Return the count of lines in the records that include the string "depth", and nothing besides it.
───── Record extracts
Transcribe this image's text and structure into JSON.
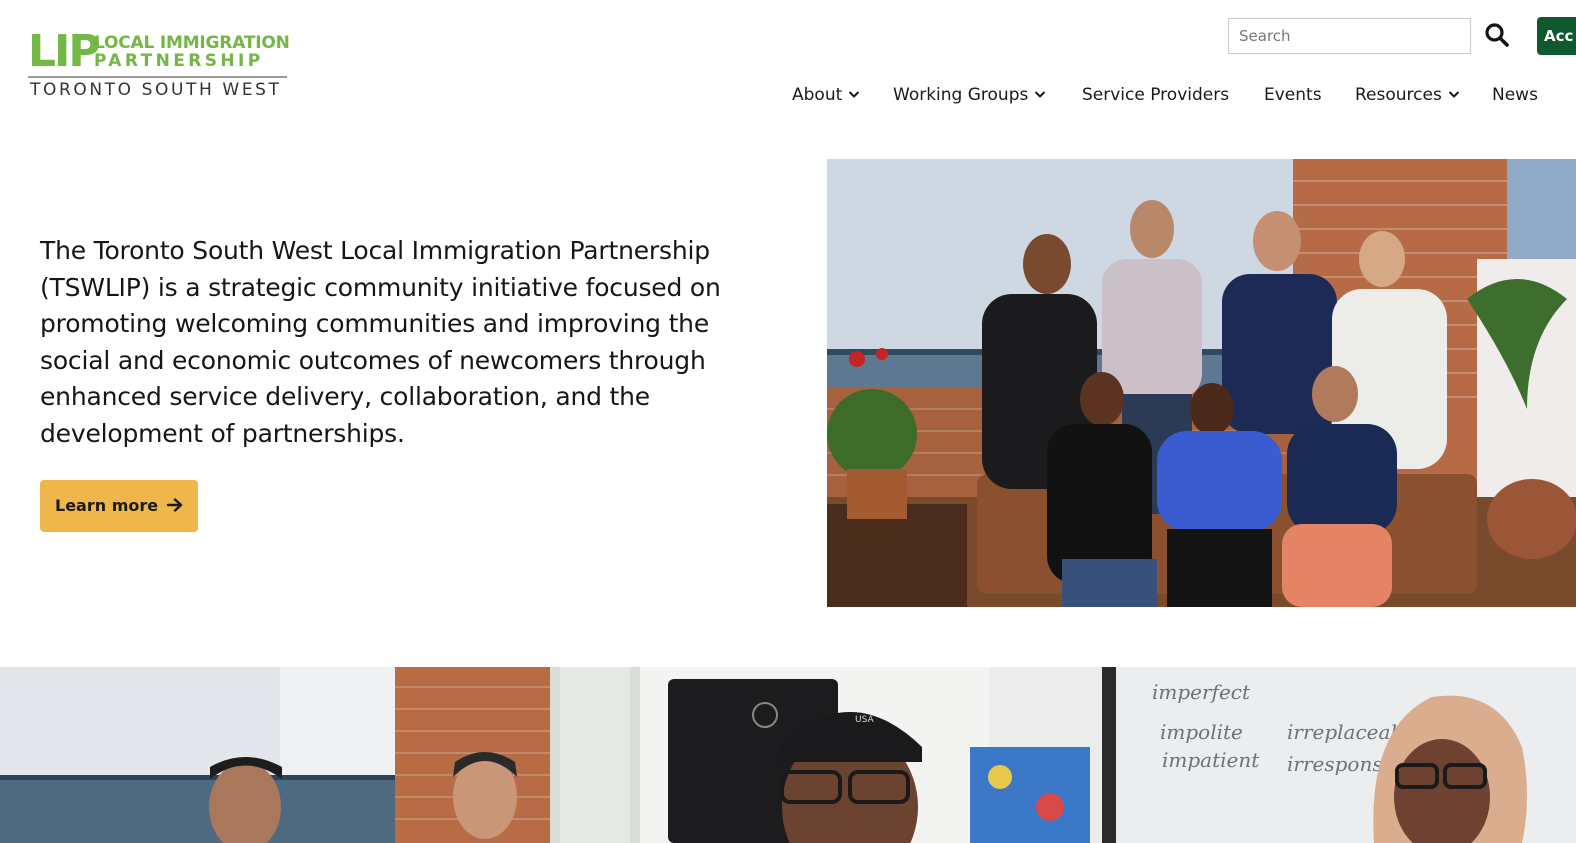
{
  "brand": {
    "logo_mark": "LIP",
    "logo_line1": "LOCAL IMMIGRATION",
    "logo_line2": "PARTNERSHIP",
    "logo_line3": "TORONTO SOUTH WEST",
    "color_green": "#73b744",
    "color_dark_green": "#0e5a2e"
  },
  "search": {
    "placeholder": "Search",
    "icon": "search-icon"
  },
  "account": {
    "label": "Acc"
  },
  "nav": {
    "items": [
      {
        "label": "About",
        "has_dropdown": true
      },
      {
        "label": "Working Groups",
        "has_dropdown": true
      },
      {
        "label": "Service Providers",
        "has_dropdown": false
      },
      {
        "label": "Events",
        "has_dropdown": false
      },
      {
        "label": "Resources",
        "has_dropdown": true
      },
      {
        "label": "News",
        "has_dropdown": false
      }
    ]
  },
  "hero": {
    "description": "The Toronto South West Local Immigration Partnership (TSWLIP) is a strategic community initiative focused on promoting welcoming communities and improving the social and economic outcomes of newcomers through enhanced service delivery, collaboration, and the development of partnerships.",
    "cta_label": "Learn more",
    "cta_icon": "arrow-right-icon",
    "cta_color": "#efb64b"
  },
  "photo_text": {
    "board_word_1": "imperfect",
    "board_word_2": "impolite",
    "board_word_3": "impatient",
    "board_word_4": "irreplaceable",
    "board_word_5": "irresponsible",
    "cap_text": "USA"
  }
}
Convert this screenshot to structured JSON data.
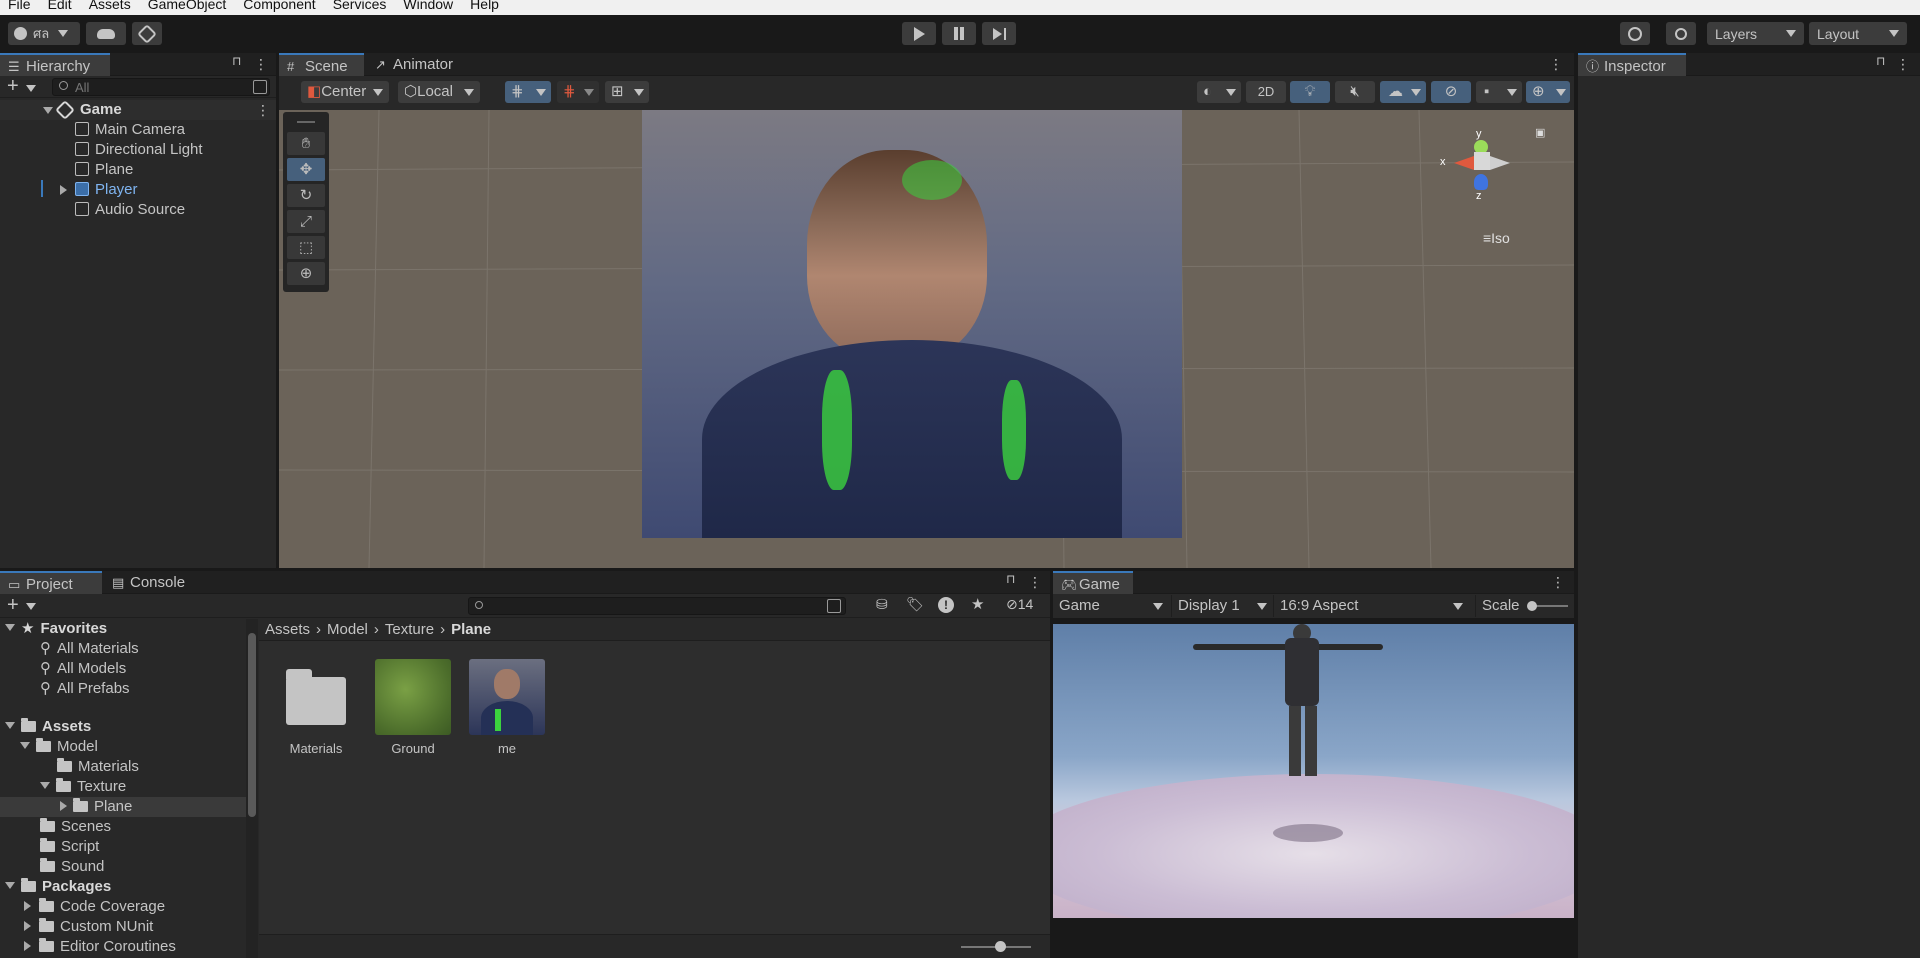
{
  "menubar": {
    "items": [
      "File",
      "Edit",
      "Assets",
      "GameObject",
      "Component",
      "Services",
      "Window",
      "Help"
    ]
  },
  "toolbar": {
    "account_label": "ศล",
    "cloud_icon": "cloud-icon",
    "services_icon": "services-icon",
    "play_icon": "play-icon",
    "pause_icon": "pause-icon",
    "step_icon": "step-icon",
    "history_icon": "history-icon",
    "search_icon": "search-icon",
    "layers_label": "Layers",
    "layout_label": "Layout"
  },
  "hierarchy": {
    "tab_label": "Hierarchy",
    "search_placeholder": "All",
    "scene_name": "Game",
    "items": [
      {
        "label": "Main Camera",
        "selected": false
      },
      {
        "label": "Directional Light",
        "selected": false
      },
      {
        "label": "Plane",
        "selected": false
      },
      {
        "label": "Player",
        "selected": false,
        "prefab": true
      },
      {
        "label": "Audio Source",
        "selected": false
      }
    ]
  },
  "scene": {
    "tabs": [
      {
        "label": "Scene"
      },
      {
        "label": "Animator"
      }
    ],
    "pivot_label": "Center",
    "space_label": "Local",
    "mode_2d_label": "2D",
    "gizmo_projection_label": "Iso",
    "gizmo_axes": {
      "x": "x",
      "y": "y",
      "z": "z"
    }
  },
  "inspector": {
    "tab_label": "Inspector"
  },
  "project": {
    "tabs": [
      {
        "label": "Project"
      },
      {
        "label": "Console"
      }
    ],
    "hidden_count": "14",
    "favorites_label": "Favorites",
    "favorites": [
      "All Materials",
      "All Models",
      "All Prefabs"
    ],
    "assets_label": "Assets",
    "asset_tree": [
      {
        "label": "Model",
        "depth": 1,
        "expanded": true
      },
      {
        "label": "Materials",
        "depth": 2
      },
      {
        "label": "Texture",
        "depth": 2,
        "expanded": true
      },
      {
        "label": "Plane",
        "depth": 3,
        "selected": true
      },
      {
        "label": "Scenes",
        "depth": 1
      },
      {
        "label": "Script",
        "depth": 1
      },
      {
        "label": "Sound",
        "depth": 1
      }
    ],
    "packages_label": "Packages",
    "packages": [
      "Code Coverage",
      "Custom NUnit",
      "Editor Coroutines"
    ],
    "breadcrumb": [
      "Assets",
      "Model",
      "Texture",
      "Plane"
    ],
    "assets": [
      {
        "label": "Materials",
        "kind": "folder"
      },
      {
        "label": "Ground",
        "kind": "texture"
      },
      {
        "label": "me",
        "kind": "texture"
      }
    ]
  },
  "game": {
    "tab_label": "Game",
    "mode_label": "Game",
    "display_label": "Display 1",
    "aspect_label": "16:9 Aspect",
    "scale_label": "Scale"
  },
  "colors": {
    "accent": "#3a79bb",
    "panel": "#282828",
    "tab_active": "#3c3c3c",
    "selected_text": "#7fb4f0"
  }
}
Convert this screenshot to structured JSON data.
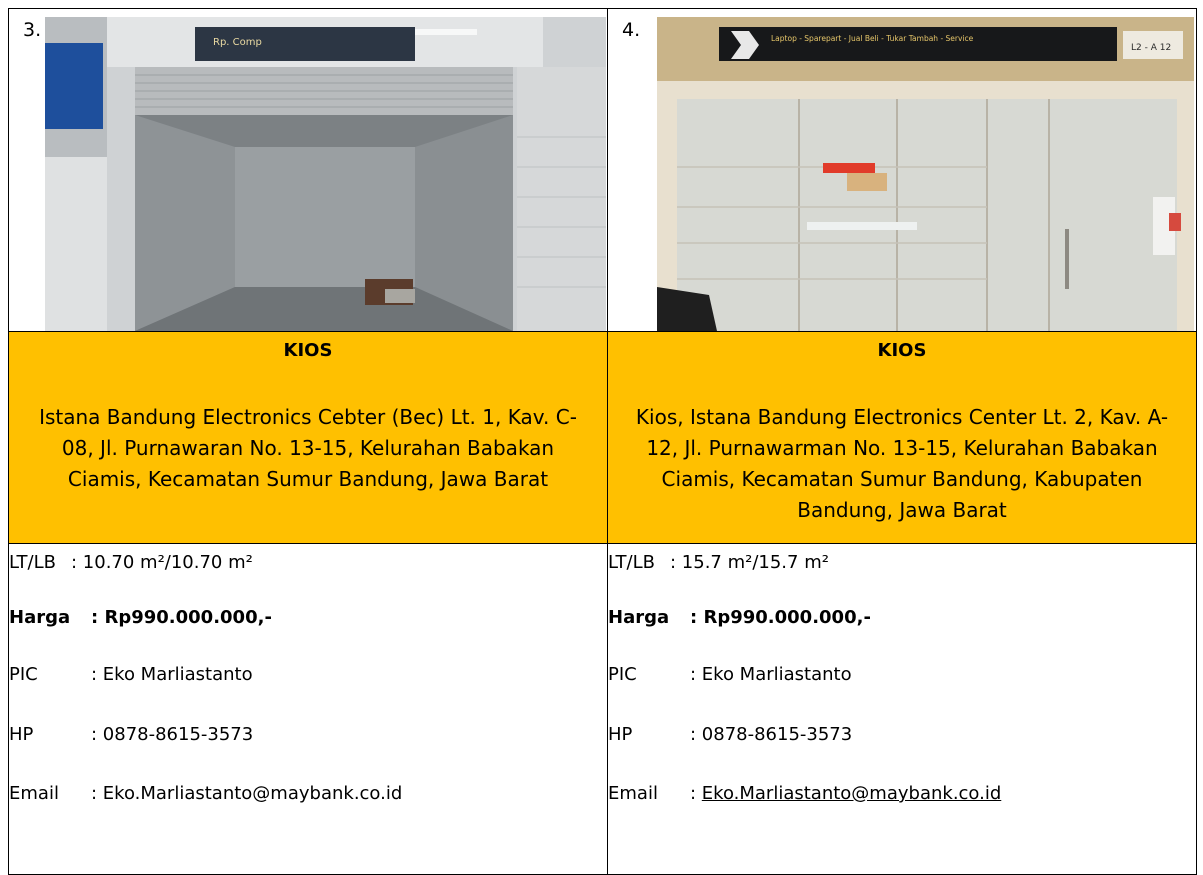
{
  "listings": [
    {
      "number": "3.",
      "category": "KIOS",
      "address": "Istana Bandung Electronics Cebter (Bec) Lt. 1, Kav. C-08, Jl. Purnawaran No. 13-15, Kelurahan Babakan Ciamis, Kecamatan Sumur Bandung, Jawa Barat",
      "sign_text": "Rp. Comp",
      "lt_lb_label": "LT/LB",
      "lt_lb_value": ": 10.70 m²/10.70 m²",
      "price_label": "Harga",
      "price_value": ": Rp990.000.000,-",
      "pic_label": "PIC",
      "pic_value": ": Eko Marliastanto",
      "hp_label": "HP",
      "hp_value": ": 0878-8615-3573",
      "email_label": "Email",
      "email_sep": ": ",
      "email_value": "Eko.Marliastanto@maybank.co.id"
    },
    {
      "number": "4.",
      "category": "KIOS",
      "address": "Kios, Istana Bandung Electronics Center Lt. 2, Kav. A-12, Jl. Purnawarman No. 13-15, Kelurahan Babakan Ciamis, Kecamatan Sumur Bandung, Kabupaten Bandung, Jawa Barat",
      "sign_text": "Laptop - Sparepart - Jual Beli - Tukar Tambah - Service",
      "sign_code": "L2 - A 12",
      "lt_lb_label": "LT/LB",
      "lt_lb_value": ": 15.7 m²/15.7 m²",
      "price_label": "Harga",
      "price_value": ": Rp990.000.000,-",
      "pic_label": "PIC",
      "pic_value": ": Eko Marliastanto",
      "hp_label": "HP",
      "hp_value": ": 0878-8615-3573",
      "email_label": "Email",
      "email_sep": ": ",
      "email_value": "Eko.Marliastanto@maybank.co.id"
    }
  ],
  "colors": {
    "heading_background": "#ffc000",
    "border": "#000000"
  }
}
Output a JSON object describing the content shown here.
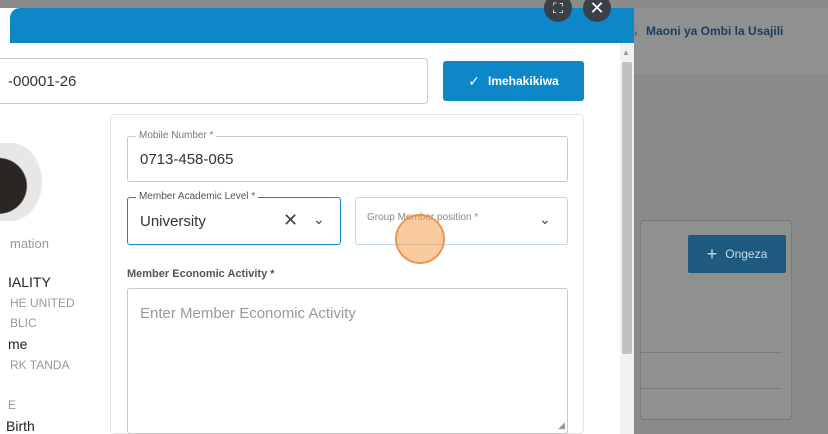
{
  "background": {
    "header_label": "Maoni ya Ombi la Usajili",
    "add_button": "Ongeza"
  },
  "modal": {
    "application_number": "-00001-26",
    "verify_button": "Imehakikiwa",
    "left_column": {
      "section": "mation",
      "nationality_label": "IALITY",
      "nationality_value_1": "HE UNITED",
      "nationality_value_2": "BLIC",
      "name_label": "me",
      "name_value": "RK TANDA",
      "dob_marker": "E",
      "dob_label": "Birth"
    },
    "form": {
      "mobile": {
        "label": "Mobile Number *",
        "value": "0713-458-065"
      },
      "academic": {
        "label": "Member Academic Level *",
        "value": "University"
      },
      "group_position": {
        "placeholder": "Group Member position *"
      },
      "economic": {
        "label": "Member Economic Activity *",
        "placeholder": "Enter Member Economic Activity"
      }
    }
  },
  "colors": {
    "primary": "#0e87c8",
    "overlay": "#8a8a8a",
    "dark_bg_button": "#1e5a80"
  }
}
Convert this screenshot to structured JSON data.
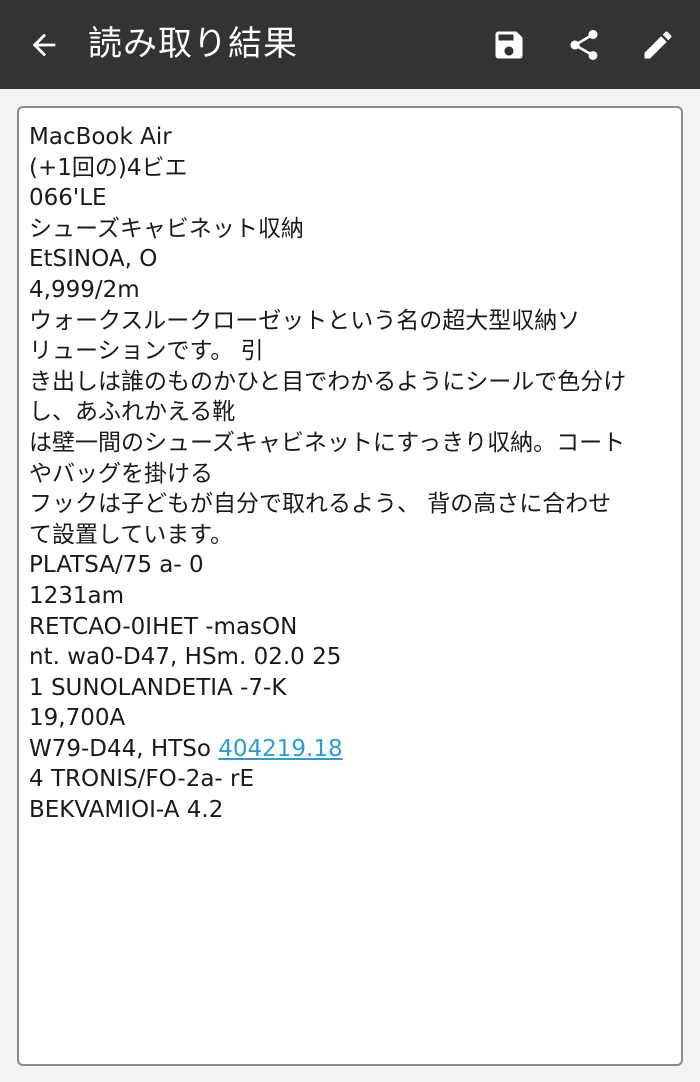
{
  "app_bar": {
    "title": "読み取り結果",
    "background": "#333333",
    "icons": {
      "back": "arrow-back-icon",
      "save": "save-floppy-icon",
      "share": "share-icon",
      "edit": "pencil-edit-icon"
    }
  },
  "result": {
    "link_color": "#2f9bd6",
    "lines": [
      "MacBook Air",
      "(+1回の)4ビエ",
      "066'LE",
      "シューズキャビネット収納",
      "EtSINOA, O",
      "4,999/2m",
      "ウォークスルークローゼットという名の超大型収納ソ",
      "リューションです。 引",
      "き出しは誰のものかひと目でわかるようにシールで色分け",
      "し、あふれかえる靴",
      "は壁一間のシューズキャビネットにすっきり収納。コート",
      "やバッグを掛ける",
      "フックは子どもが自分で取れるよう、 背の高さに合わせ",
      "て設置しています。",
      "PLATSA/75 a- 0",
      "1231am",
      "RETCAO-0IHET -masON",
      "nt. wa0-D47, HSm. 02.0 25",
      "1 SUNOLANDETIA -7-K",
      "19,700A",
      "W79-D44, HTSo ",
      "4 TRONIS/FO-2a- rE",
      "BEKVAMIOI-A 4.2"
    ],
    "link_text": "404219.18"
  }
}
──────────
[Answer section]:
7